**THE TASK**
Show every line of the material that follows in which the word "drive" occurs.

**SUPPLIED RECORDS**
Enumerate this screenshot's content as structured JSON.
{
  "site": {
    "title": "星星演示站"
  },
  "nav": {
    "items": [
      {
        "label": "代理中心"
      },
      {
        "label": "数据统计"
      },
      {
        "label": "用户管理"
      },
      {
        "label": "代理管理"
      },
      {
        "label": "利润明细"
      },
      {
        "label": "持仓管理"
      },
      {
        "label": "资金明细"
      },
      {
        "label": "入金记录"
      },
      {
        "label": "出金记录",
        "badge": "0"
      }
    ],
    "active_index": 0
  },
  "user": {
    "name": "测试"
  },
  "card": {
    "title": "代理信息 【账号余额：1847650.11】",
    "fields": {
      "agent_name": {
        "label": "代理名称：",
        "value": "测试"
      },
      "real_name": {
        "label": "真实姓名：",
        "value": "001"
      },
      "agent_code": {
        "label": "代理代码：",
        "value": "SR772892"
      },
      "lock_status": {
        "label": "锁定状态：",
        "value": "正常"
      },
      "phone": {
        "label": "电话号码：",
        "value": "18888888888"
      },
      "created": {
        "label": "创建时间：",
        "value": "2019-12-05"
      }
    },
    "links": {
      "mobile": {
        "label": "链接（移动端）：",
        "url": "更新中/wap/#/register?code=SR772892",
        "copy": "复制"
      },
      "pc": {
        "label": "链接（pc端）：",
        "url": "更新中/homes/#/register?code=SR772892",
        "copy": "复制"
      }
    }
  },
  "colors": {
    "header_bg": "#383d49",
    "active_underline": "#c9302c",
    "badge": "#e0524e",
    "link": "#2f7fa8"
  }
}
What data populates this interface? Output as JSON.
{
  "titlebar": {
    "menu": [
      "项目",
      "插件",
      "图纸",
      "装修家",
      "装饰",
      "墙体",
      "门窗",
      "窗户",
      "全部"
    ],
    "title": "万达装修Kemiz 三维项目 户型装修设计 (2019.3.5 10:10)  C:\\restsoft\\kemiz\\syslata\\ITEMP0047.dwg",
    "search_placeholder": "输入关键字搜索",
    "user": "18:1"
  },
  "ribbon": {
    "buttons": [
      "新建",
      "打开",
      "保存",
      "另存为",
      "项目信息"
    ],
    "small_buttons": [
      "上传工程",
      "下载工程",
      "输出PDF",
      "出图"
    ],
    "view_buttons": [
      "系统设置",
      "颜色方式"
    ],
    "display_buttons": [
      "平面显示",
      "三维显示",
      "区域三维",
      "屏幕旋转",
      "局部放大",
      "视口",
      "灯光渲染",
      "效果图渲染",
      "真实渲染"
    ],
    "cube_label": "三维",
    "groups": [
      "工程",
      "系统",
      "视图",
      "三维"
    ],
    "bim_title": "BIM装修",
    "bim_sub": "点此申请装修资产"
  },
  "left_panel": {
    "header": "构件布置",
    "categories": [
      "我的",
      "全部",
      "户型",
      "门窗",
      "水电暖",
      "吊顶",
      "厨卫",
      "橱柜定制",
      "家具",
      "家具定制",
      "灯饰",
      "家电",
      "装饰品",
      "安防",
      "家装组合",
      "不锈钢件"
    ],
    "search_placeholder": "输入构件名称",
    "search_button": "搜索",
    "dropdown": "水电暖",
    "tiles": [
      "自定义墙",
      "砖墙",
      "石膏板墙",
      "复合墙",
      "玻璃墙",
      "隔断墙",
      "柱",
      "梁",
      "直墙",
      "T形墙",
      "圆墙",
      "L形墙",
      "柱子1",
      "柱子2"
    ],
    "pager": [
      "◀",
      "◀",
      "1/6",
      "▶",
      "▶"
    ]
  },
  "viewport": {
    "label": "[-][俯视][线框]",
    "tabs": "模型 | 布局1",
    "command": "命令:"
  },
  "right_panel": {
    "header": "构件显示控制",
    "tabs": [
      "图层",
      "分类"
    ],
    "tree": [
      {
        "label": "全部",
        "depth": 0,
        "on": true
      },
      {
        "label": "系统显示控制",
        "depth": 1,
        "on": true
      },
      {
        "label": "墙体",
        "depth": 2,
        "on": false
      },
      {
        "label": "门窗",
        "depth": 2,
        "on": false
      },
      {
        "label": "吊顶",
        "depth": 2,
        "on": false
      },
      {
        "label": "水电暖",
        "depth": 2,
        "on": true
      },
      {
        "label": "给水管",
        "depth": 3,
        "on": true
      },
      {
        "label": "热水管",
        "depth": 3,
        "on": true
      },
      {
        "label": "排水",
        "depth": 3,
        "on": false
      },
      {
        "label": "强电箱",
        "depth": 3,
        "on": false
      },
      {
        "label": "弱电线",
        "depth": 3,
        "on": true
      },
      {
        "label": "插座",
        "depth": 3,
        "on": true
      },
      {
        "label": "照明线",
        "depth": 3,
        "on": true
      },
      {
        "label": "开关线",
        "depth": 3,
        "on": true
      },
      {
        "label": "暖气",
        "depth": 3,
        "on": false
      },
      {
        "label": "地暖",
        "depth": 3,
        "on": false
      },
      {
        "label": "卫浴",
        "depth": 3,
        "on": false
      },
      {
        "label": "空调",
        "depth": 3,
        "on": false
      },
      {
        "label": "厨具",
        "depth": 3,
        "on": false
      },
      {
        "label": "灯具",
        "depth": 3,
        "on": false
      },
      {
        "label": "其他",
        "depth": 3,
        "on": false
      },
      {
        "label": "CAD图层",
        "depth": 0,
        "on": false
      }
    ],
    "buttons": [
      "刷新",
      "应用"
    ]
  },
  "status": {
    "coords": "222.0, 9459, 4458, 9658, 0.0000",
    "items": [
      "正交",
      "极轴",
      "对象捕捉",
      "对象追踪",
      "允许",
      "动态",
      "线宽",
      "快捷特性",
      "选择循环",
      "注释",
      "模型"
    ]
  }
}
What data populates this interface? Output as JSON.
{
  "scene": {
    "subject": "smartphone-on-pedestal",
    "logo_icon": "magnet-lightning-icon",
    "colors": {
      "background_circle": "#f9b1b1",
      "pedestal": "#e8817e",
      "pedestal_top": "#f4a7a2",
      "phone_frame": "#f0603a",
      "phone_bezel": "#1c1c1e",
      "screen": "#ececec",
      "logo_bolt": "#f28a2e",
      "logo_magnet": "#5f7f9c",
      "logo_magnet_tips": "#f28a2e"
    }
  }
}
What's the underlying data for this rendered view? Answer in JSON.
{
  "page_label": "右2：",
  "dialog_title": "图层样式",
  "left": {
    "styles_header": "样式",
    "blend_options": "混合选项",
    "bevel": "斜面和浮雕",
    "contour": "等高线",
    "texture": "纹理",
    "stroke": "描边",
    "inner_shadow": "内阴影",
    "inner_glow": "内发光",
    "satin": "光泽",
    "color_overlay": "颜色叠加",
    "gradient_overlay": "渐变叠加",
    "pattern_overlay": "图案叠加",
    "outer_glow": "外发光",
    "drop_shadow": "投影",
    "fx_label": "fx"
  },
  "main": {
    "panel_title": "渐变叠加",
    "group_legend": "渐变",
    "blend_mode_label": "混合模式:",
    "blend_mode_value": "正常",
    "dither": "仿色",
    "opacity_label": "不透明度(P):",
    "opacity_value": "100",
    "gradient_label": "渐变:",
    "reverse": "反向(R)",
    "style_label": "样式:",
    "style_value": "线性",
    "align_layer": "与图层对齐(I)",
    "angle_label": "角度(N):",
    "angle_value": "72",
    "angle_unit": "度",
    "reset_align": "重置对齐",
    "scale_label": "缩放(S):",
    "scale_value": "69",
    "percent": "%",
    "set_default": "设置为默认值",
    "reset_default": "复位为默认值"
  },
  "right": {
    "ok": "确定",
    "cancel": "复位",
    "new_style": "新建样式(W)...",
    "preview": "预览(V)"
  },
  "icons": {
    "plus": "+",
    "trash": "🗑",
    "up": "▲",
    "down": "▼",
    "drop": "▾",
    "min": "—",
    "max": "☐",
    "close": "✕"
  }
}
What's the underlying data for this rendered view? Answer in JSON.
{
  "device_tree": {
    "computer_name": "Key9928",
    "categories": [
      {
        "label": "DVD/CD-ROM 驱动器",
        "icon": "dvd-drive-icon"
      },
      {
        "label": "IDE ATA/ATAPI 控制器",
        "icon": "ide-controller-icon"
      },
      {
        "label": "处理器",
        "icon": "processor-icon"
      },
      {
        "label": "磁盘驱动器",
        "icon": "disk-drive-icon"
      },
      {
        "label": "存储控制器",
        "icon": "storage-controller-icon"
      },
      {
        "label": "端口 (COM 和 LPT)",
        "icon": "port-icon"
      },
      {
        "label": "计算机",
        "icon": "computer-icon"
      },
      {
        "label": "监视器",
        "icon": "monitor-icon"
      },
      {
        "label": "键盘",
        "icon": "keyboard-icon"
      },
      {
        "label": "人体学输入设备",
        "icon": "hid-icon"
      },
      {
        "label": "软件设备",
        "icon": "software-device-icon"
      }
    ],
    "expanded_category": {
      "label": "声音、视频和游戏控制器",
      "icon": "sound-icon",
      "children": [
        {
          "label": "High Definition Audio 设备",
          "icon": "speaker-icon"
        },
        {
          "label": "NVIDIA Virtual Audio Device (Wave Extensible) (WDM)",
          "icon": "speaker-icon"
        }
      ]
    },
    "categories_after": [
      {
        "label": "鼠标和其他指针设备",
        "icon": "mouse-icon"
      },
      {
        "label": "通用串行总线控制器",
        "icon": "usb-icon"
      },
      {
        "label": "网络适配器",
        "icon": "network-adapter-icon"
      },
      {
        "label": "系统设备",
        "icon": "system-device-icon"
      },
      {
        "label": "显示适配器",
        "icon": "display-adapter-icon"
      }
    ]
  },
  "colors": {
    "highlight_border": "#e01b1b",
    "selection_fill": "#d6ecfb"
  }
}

**TASK SOLUTION**
        "icon": "dvd-drive-icon"
        "icon": "disk-drive-icon"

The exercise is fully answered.